OREGON STATE UNIVERSITY

Recovering Latina breast cancer patients report big gaps in 'survivorship' care

12/01/2016

CORVALLIS, Ore. – Breast cancer patients in one of the United States’ largest and fastest-growing ethnic minority groups are likely to experience numerous gaps in care following their primary treatment, research from Oregon State University suggests.

Seventy-four Latina women who’d had breast cancer participated in the “survivorship” care research, recruited through support groups and health fairs. The subjects, ages 30 to 75, took part in semi-structured focus groups that used a question guide crafted by a task force of academic researchers and community partners such as the American Cancer Society. Approximately half of the women were low-income, uninsured or publicly insured.

“Results indicate numerous gaps and unmet needs in Latinas’ survivorship care experiences, including problems with finances, continuity of care, unmet needs for information, and symptom management,” said Carolyn Mendez-Luck, an assistant professor in OSU’s College of Public Health and Human Sciences and one of the authors of the study. 

The California Breast Cancer Research Program provided primary funding for the research. Results were recently published in Public Health Nursing. 

Optimal survivorship care, according to the Institute of Medicine, includes the prevention of recurrence, new cancer and late effects of cancer treatment; the monitoring or surveillance for cancer and medical, mood and social issues; interventions for the effects of cancer and its treatment; and coordination among specialists and primary care providers to ensure all health needs are met.

“Many survivors experience persisting symptoms including fatigue, pain, depression and sleep disturbance, but until recent years, survivorship has been relatively neglected in education, clinical practice and research,” Mendez-Luck said.

People of Mexican, Cuban, Puerto Rican, and Central and South American descent comprise 17.6 percent of the U.S. population, and about 10 percent of the women in the Hispanic/Latino population will develop breast cancer at some point in their lifetime.

Latina women are more likely to be diagnosed at later stages than non-Hispanic whites and also face linguistic and cultural barriers to diagnosis and treatment, including modesty; spiritual beliefs that cancer is God’s punishment; de-prioritizing their own health care in favor of their roles as mother and wife; and passivity in interactions with health care providers out of respect for their authority.

In addition, there are often financial hurdles - more than 25 percent of Latina women live in poverty and lack health insurance.

“Understanding the cultural context in which women receive care is important,” Mendez-Luck said.

Women in the study sample expressed confusion and anxiety associated with a lack of information regarding future surveillance and treatment once primary care concluded.
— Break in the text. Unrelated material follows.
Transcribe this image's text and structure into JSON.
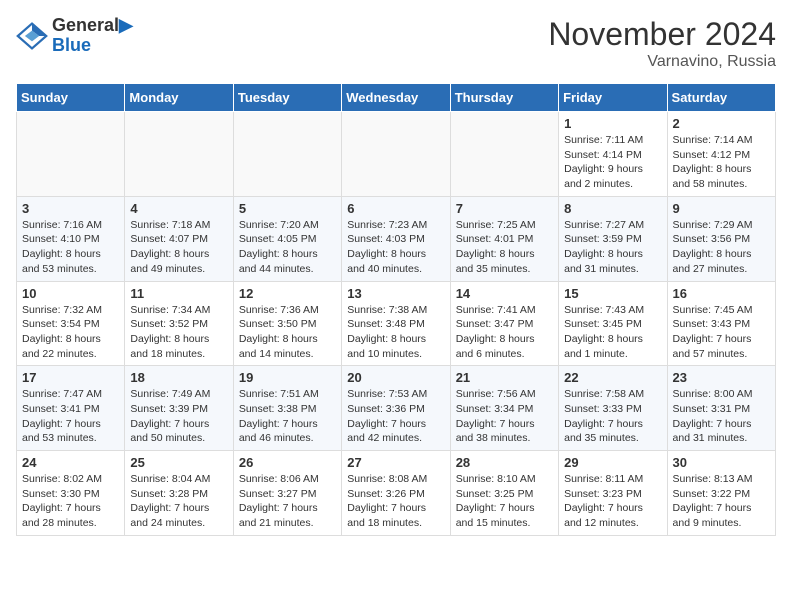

Many were unsure who was to be in charge of their treatment in the future, what the right schedule was for follow-up examinations, what self-care activities were recommended, and what to expect regarding their physical and psychological well-being.

“Among the women in our focus groups, survivorship care plans were scarce,” Mendez-Luck said. “The vast majority of participants reported never having heard of them, or associated them with a completely different meaning - making a plan for how their families could carry on after they were gone.”
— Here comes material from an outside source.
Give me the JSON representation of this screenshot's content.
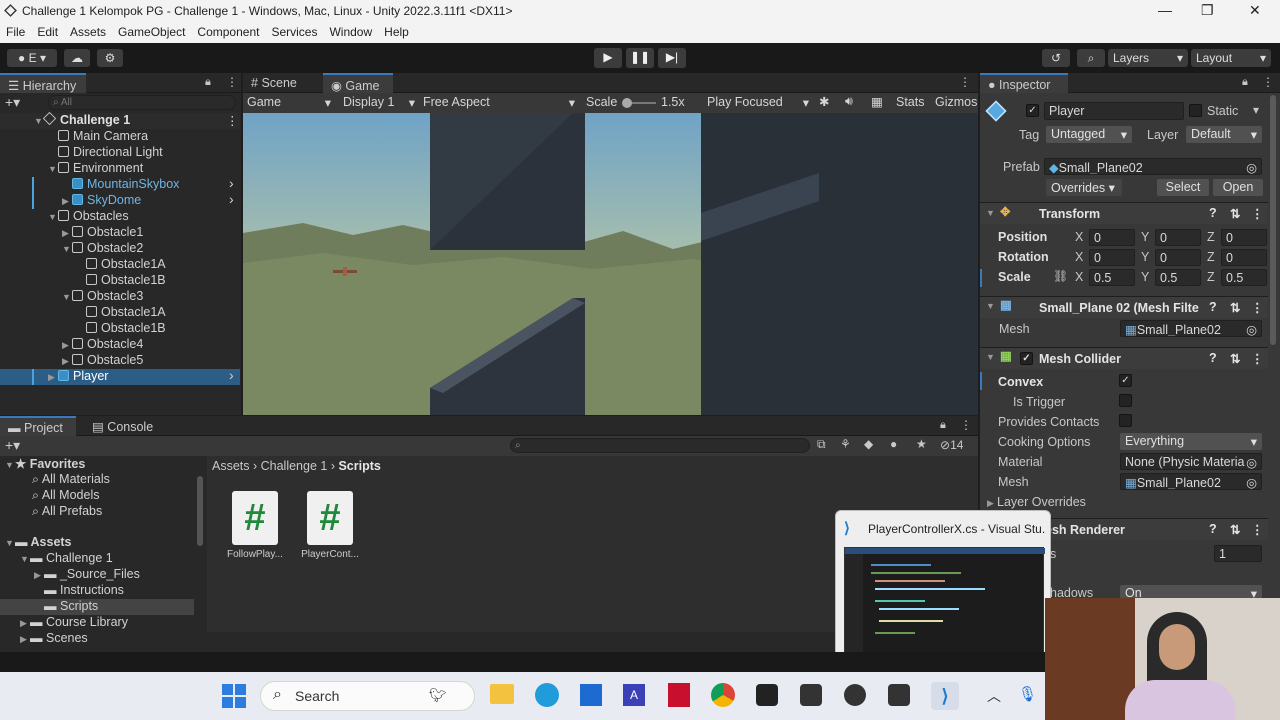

The research also showed that depending on the person, “survivor” could have negative or positive connotations.

“Negative perceptions included feelings that being identified as a cancer survivor was depressing, victimizing and stigmatizing,” Mendez-Luck said. “Also, that thinking about the cancer could potentially contribute to an increased likelihood of a recurrence, either by ‘tempting fate’ or from the stress brought on by negative thinking.”

Positive views, the professor noted, included feeling special, strong, and blessed by God. Many survivors felt they had a special purpose for living, often including a mission to serve others.

“A survivorship care plan is meant to be this living document for you and your care providers, a document a patient can follow through this entire process of what’s going on with the cancer and what she can do to stay healthy and reduce the chances that the cancer will return,” Mendez-Luck said. “It makes the patient truly a partner in her own care with health providers. But that’s not happening, clearly, at least not for these women. There’s an enormous opportunity there for improvement.”

College of Public Health and Human Sciences

About the OSU College of Public Health and Human Sciences: The only accredited college of public health in Oregon, the college creates connections in teaching, research and community outreach while advancing knowledge, policies and practices that improve population health in communities across the state and beyond.